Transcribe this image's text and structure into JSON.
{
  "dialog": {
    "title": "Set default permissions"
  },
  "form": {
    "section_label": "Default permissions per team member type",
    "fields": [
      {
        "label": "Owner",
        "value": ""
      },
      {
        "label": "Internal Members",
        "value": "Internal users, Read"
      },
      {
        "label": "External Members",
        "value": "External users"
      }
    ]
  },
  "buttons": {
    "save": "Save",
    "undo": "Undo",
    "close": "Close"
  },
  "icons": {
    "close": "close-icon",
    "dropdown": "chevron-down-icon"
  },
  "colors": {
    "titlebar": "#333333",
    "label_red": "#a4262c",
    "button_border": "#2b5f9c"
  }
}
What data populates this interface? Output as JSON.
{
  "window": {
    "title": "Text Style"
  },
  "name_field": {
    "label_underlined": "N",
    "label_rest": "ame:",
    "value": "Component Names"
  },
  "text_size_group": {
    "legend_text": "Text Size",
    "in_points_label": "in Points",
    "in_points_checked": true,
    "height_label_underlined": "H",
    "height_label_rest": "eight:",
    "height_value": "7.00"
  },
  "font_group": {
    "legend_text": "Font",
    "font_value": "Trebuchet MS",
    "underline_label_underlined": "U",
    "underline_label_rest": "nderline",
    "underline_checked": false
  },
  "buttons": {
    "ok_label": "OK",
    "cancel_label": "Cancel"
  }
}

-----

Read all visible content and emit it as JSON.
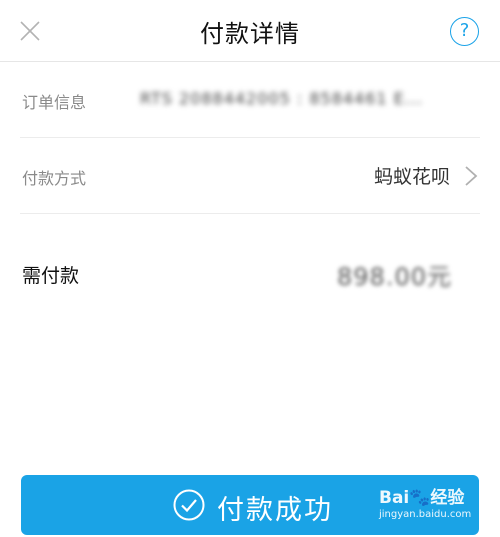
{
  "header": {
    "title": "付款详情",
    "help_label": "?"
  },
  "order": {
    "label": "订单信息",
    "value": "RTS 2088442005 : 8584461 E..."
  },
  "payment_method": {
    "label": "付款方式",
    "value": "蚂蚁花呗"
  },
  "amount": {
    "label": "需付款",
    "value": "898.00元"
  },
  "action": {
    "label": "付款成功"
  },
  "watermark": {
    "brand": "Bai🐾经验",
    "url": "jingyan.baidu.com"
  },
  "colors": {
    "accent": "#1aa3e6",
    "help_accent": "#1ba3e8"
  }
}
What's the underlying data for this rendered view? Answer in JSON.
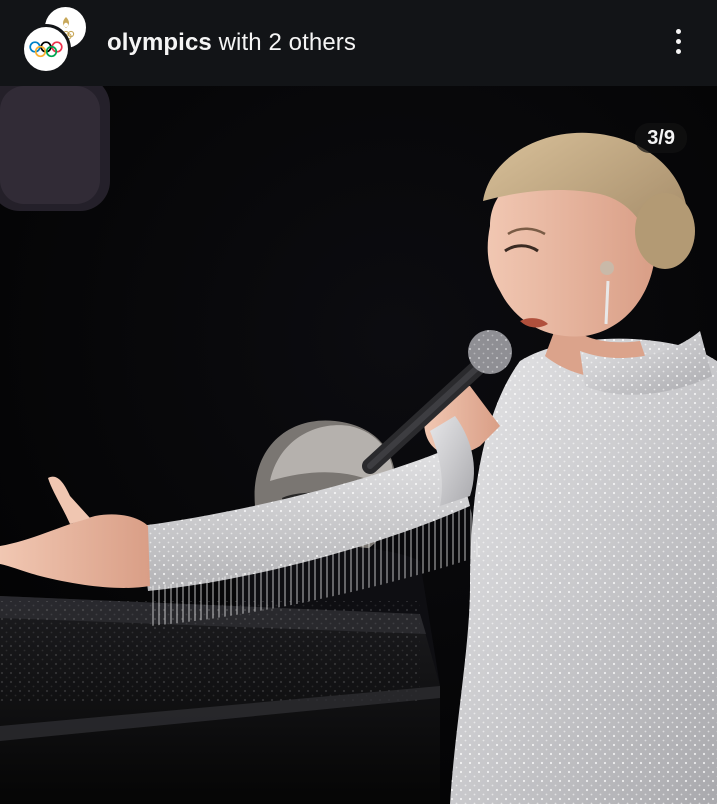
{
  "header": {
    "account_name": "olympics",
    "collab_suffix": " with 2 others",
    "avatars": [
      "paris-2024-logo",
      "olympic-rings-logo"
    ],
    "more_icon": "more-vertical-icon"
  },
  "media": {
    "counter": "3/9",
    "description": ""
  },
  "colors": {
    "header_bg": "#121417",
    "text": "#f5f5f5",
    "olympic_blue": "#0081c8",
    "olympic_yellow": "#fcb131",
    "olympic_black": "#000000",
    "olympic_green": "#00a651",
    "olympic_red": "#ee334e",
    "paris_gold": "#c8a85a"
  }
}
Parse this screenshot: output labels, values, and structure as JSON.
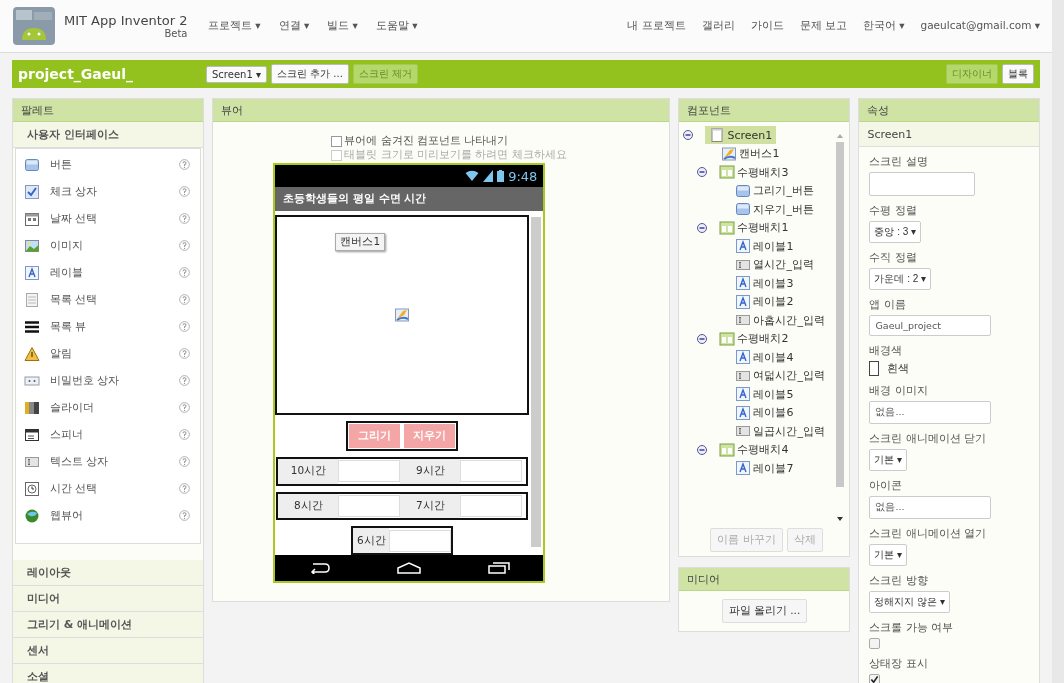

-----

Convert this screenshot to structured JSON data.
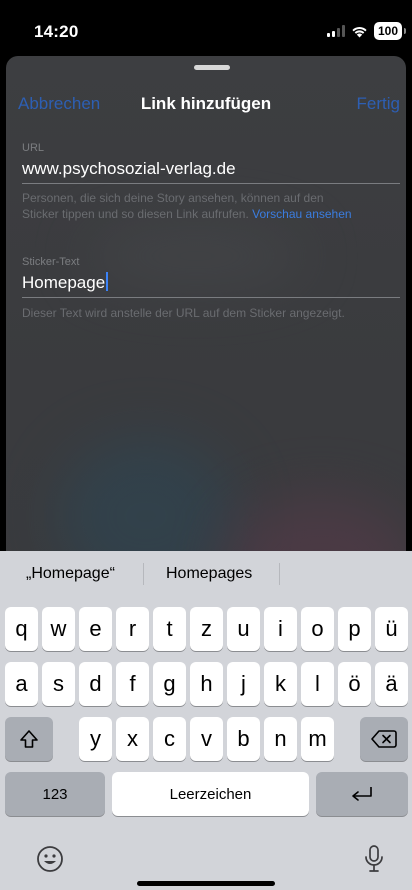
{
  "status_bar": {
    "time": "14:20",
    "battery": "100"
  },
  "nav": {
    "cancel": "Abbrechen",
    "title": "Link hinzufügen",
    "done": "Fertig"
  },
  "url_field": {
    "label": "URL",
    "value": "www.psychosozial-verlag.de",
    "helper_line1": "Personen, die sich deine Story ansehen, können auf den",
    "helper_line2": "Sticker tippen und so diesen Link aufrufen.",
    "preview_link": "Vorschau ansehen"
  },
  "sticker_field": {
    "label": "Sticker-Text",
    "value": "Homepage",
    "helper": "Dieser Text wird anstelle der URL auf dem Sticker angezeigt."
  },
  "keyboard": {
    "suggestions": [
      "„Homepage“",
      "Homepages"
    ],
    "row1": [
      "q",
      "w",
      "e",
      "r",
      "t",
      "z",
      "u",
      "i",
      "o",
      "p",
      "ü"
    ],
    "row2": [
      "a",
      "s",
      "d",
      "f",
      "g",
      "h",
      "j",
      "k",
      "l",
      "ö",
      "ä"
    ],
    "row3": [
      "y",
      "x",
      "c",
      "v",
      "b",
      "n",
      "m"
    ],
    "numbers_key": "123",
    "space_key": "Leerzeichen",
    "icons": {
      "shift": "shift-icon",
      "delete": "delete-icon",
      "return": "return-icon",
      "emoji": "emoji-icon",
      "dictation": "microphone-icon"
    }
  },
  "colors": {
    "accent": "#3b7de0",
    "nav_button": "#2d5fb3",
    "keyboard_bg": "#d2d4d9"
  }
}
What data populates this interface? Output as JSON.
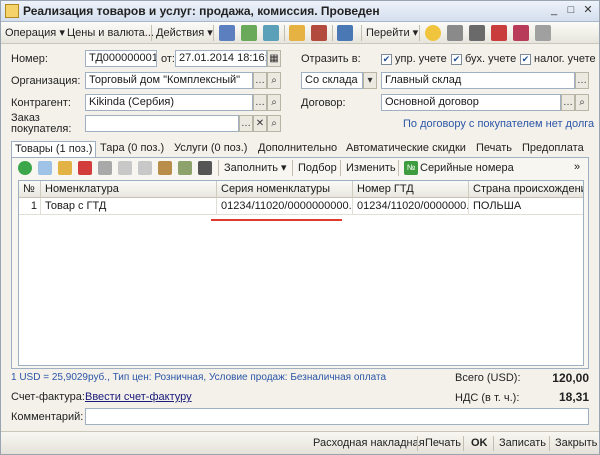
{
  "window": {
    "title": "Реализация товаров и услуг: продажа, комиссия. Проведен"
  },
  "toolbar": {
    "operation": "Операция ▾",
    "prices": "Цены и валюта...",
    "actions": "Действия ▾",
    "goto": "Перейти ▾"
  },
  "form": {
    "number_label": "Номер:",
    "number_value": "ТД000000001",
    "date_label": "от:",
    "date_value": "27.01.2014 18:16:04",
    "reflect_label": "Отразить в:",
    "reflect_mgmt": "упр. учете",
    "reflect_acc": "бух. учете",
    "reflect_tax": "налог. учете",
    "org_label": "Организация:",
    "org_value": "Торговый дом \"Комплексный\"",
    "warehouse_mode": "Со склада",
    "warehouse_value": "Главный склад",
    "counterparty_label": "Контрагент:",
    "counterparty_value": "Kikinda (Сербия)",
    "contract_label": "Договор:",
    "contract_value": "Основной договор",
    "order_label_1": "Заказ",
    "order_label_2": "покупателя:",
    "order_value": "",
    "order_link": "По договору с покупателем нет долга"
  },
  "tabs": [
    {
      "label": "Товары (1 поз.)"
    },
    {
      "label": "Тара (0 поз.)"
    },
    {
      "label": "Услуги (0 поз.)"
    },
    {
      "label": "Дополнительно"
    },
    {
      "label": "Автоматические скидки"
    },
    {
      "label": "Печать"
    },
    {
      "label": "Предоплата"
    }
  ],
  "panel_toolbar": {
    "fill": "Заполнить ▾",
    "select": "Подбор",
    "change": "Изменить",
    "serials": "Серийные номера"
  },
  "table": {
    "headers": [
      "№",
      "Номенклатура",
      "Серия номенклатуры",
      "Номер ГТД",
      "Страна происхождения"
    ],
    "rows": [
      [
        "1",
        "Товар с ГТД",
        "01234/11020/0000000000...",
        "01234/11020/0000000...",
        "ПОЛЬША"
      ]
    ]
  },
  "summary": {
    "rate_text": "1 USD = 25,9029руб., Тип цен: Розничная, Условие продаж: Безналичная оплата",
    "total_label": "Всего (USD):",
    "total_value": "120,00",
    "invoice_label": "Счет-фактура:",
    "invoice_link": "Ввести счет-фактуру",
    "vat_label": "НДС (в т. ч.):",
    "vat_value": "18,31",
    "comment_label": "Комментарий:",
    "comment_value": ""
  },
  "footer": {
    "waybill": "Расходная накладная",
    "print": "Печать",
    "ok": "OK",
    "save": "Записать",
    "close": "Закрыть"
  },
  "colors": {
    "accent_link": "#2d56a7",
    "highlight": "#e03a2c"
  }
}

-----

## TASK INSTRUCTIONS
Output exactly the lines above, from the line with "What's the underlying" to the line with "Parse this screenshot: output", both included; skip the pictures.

## EXERCISE ANSWER
What's the underlying data for this rendered view? Answer in JSON.
{
  "header": {
    "account_name": "olympics",
    "collab_suffix": " with 2 others",
    "avatars": [
      "paris-2024-logo",
      "olympic-rings-logo"
    ],
    "more_icon": "more-vertical-icon"
  },
  "media": {
    "counter": "3/9",
    "description": ""
  },
  "colors": {
    "header_bg": "#121417",
    "text": "#f5f5f5",
    "olympic_blue": "#0081c8",
    "olympic_yellow": "#fcb131",
    "olympic_black": "#000000",
    "olympic_green": "#00a651",
    "olympic_red": "#ee334e",
    "paris_gold": "#c8a85a"
  }
}
Parse this screenshot: output labels, values, and structure as JSON.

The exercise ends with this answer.